Planting a Narrow Space
The last strip of dirt around our house has been planted! It is literally the only plant-able spot in our yard with almost year round shade (except a few months in summer during late afternoons.)
|Late Afternoon, Summer Sun
Why did I wait so long? The space is right next to the front door so it makes sense I should have done something earlier. In short the house's original, rusted, main waterline ran about 6 inches beneath the "soil". Years after moving in, we finally had the line replaced. Next we ended up pulling much of the dry-rotted, termite damaged trim (+ more) off the exterior walls of the house. The holes that were left had to then be stuccoed. Next came painting and of course that's not possible without debating about color... Last came removing a portion of the original water line and replacing the exhausted, weed laden soil. Plus - we just had other stuff to do.
This area has some unique constraints. For example the ever present deer will still munch on anything they think tasty, it's a very narrow space next to the driveway where car doors often open, it's shady, dry and finally it is in front of large stucco exterior wall of the house. Basically we needed some narrow, non-messy, shade tolerant plants which are deer resistant and don't mind being bumped every so often.
|The old waterline - about 6" below grade!
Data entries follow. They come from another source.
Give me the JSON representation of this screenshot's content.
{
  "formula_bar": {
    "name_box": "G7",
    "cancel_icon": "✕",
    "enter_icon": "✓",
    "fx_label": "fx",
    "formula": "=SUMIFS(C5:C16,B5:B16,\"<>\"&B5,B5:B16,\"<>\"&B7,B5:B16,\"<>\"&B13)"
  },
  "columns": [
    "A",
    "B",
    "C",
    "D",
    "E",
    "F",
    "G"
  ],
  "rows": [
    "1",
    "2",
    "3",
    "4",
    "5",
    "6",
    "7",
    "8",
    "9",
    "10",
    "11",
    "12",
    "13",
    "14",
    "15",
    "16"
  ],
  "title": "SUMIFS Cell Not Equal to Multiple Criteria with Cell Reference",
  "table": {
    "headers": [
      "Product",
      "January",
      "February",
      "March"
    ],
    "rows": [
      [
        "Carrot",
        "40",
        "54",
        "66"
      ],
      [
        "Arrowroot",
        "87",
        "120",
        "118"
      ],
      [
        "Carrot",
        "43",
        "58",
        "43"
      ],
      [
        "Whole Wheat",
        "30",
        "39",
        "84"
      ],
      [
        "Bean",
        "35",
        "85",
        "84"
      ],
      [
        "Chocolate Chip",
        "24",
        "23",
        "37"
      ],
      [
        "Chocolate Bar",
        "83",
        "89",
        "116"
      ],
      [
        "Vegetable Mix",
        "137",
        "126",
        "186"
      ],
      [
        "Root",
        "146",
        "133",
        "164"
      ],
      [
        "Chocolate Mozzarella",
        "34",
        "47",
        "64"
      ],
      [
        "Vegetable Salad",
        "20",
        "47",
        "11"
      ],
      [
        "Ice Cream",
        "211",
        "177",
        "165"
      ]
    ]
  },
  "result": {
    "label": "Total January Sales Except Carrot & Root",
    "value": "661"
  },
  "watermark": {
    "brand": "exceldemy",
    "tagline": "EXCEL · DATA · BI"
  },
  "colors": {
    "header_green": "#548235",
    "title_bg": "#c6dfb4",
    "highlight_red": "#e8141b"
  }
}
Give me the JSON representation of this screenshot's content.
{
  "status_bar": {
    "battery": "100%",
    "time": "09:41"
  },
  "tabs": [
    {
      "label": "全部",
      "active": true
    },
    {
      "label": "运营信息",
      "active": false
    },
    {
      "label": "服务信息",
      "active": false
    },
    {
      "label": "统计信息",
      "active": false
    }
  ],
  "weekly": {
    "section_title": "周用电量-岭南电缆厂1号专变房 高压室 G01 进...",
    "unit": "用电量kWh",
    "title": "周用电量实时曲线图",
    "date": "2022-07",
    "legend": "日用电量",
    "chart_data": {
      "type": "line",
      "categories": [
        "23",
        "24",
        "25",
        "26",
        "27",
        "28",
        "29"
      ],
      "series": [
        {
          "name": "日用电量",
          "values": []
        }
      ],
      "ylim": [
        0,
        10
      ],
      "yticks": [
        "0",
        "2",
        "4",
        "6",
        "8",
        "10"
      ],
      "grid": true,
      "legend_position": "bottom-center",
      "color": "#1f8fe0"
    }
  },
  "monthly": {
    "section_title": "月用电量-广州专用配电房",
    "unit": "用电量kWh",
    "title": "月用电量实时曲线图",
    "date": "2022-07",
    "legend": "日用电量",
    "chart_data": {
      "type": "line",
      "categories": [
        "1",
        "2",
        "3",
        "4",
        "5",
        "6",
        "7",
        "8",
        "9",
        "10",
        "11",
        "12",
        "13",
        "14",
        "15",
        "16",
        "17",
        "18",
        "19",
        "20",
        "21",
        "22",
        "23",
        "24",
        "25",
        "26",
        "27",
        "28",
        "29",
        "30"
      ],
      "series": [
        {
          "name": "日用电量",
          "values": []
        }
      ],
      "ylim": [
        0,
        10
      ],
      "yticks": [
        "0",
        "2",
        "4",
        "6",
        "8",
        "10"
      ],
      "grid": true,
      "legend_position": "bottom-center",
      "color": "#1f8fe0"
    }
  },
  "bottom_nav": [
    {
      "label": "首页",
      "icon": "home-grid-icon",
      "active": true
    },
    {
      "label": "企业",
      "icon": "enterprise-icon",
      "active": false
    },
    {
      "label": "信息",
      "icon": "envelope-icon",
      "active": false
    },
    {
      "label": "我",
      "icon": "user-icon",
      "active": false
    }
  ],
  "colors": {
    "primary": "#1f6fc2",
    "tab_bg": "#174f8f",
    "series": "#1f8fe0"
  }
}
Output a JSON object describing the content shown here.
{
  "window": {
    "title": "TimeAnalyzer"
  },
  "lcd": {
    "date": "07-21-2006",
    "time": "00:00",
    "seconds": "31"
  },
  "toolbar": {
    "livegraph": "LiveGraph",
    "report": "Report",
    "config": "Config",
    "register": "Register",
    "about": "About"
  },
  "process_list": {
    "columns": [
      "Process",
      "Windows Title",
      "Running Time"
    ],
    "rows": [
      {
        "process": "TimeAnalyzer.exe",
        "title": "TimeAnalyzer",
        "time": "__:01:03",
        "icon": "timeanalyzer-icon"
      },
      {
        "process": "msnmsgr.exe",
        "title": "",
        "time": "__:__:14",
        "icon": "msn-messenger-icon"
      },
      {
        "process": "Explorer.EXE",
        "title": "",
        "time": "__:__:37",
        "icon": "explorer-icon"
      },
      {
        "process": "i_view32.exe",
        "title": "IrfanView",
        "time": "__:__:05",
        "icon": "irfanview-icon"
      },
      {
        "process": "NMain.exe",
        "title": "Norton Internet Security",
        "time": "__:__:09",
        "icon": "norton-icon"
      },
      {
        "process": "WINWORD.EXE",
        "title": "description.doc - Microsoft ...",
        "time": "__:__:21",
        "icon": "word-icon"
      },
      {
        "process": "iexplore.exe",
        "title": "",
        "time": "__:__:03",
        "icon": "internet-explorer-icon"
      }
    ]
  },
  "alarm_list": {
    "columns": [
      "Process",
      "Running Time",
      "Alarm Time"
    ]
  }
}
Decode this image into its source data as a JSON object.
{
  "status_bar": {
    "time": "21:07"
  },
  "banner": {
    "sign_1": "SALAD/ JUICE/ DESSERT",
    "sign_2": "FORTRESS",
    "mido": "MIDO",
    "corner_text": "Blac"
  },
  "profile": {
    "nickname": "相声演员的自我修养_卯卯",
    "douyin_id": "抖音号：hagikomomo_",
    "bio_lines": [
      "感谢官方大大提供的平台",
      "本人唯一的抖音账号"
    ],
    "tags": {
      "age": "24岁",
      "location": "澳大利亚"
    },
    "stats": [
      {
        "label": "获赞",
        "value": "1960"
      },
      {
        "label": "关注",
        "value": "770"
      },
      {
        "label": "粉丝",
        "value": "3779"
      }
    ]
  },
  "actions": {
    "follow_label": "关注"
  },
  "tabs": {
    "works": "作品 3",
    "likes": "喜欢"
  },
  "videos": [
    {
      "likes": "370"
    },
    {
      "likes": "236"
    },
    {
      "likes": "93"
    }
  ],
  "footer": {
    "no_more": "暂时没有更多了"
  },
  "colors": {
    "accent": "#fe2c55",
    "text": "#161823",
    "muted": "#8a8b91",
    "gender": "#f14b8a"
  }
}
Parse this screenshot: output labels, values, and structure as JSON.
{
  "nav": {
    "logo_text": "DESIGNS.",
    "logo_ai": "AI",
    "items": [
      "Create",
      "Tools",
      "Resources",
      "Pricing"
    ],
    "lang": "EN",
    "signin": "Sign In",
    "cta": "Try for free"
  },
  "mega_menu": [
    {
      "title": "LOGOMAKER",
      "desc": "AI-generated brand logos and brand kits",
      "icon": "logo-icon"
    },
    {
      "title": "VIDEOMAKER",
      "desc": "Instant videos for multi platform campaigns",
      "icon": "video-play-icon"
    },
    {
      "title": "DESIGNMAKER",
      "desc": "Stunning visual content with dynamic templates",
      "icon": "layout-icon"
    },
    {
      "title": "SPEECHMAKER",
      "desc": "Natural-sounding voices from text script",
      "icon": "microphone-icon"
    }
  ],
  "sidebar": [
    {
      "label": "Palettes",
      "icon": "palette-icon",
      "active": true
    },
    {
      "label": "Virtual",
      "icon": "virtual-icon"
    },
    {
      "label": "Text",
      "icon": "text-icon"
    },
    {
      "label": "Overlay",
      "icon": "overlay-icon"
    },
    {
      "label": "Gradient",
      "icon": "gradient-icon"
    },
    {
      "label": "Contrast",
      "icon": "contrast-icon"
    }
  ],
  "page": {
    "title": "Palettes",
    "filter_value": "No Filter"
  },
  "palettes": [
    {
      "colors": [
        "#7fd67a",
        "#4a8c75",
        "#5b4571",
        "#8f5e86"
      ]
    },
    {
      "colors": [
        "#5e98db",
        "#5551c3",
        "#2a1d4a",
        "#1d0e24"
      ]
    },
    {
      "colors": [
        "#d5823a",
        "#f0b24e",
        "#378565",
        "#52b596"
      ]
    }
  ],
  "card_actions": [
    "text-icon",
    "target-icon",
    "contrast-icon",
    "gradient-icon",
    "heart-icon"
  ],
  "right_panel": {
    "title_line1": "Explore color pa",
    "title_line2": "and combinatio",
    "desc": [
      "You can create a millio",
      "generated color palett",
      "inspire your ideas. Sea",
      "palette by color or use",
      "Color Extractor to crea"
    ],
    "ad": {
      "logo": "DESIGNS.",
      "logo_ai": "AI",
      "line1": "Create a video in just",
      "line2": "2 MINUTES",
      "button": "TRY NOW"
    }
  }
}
|Attempted patch from several yrs ago
When we bought the house this space contained several Italian Cypress, a Bougainvillea and a few miniature Japanese Maples. I suppose I can understand why the original owners chose the Cypress for this space but unbeknownst to them the roots would play havoc with the shallow waterline over the years. The Cypress also out-grew the space and generally looked bad.
|Yeah, I know.
I'm not entirely sure how these Pedilanthus macrocarpus will like the darkest months of the year in this spot. As a test I left these plants in their original pots in this same spot for a few months this Spring - they seemed fine. January and February may be more challenging. If anything they were suffering a bit from over-watering. Luckily, this spot gets less rain soaked than just a few feet away because of the eaves. I'll post update shots showing what they look like this upcoming Winter.
Originally I wanted to use 3 or 4 different plant types in this little strip but was convinced by my partner in crime to keep it simple. Because of the now simpler, more modern house facade this planting needed to be different than any other spot around the property.
The ground-cover is Foxley Thyme which as it grows will smell nice if / when occasionally bruised by pedestrians. The rock is a 1" - 1.5" Mexican Beach Pebble.
|Front Door Sentry
I like how the Pedilanthus looks in this pot - over the last few months it's grown into a living sculpture. As an aside - my wife took the front doors off, sanded, and repainted them + added new hardware. Eventually we will replace the front step as well.
|Kalanchoe luciae after 3 months of indirect light
Ok - Enough of the closeups. Let's pull back and get a sense of how it all fits together.
|The front of our house
Here's how the new planting ties into the existing planting. To borrow a term from someone else - it's "cram-scraping".
|Car pulling in next to the new planting.
Imagine 4 teenagers piling out of the side of our family battle wagon above...
An old picture from Google Street View...
|No plants in 2015!
And dredged up from an old Facebook post here's the earliest shot we have of the front of the house.
That's a cypress in front of the house as well! At some point in the distant past it was beheaded - I assume so as not to block views out the front window.
That's it for today. Happy Gardening!
Update - Late December 2020
During the Winter this side of the house gets absolutely zero direct sun. So far the Pedilanthus seem to be doing well although we've only had a few wet days. I'm still half expecting that all of these plants will turn to mush from to much shade and too much moisture but it's possible the eaves will keep them just dry enough to survive.